After a brief introduction to the controls, you are mostly left to your own devices on your way from hole to hole. A bit of narrative spice comes in the form of a conversation that takes place between two golfers on a postcard-like note. The notes are usually displayed before or after each hole, and some even offer tips on how to move around specific holes or find hidden secrets in them. And there are so many secrets in A Little Golf Journey. Many holes and trails are inaccessible until you figure out how to unlock them, which usually involves completing a specific challenge on one of the surrounding holes. For example, you might find a transparent block hidden behind a tree, and when you hit it with your golf ball, a timed mini-game begins where you have to hit about four targets before time runs out. Another challenge is to find a blue, flame-like ghost that will scurry away every time your ball hits it. After a handful of hits, a secret hole will open up and you’ll have to sink your ball into it to unlock a new path.
The golf mechanic is pretty straightforward and definitely leans towards the simpler side. Press the A button to prepare for your shot and use the joystick to adjust the distance. The ball has a bit of momentum that allows you to gain a little more distance or change its trajectory. If you hold down the ZR button, you can take a powershot (assuming you are not in the rough or in a bunker). The power shot has even more impact, but the ZL button can be held down for a few seconds to focus the show and prevent swaying. Putting is even easier with just a single line that shoots out of the ball and can be extended to increase power. Each hole awards 1 to 4 stars, depending on how many strokes it takes to pocket your golf ball and how many strokes you need for each star rating is clearly displayed on the screen. You have to collect a decent number of stars to advance as you cannot move on to the next area to reach a certain number of stars. Another collector’s item are “Blue Things”, which can only be described as such. These encourage you to return to previously completed holes to find a single Blue Thing hidden there and when you earn enough of it you can unlock even more content, such as:
The presentation shows that A Little Golf Journey actually comes a long way as its bright colors really pop on the Switch OLED. Holes on the overworld map come to life when you complete them as the color returns to the map, signaling your progress. A subtle but beautiful mixture of piano, guitar and harp playing in the upper world and the individual holes themselves as well as a particularly effective combination of day, night and twilight settings ensure mood and variety. The art style overall goes a long way in making A Little Golf Journey such an enjoyable way to get your golf fix on Switch.

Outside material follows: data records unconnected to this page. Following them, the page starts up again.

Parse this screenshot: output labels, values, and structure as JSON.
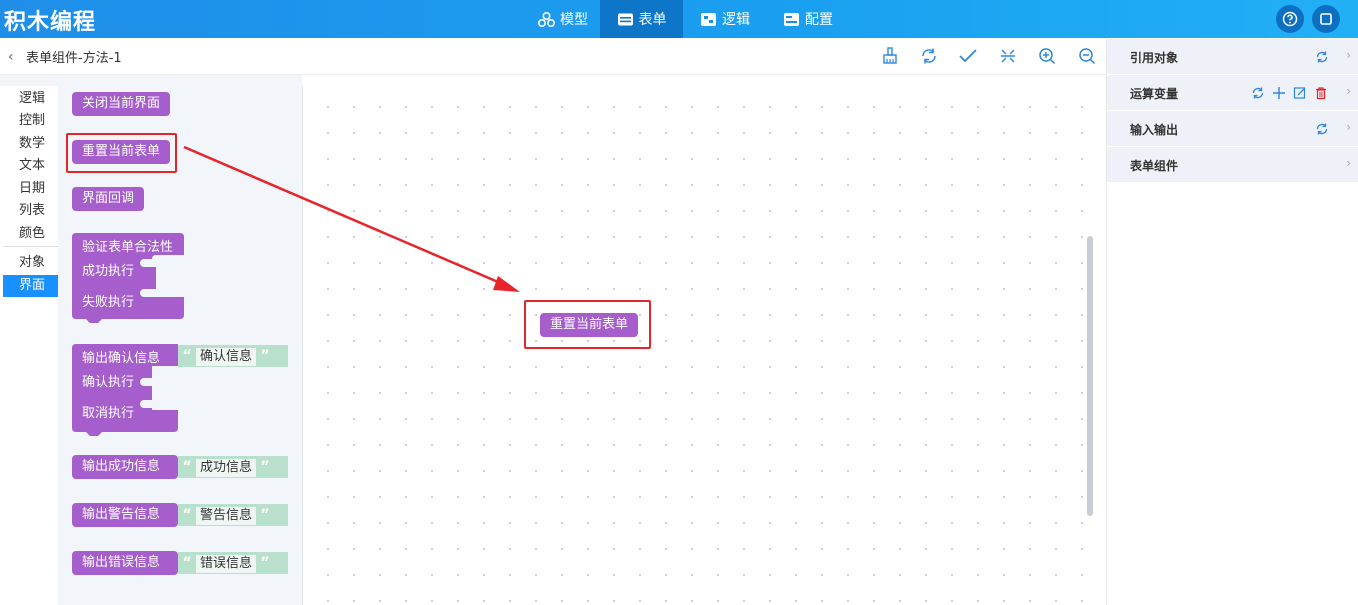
{
  "app": {
    "title": "积木编程"
  },
  "nav": {
    "tabs": [
      {
        "label": "模型",
        "icon": "cubes-icon"
      },
      {
        "label": "表单",
        "icon": "form-icon"
      },
      {
        "label": "逻辑",
        "icon": "puzzle-icon"
      },
      {
        "label": "配置",
        "icon": "config-icon"
      }
    ],
    "active": "表单"
  },
  "toolbar": {
    "breadcrumb": "表单组件-方法-1"
  },
  "categories": [
    "逻辑",
    "控制",
    "数学",
    "文本",
    "日期",
    "列表",
    "颜色",
    "对象",
    "界面"
  ],
  "active_category": "界面",
  "palette": {
    "close_view": "关闭当前界面",
    "reset_form": "重置当前表单",
    "view_callback": "界面回调",
    "validate": "验证表单合法性",
    "on_success": "成功执行",
    "on_fail": "失败执行",
    "confirm": "输出确认信息",
    "confirm_text": "确认信息",
    "on_confirm": "确认执行",
    "on_cancel": "取消执行",
    "success_msg": "输出成功信息",
    "success_text": "成功信息",
    "warning_msg": "输出警告信息",
    "warning_text": "警告信息",
    "error_msg": "输出错误信息",
    "error_text": "错误信息"
  },
  "workspace": {
    "block": "重置当前表单"
  },
  "right_panel": {
    "sections": [
      "引用对象",
      "运算变量",
      "输入输出",
      "表单组件"
    ]
  },
  "colors": {
    "accent": "#1890ff",
    "block": "#a55ecb",
    "text_slot": "#b9dfcd",
    "highlight": "#e8242b"
  }
}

With 400 stars to earn, dozens of Blue Things, and myriad secrets to discover, it turns out that A Little Golf Journey is actually much bigger and more content than the name suggests. I love to relax with it before bed as I need to relax after several hours of Metroid Dread sessions, and I think it might actually be my new favorite golf game on Switch that just closes Golf Story. I had a couple of technical issues where my ball got stuck and I had to restart the hole, but that didn’t happen often. If you are looking for a peaceful and zen-inducing golfing experience, there might be nothing like A Little Golf Journey. I intend to relive this trip over and over while shooting for the stars and yes, those little blue things too.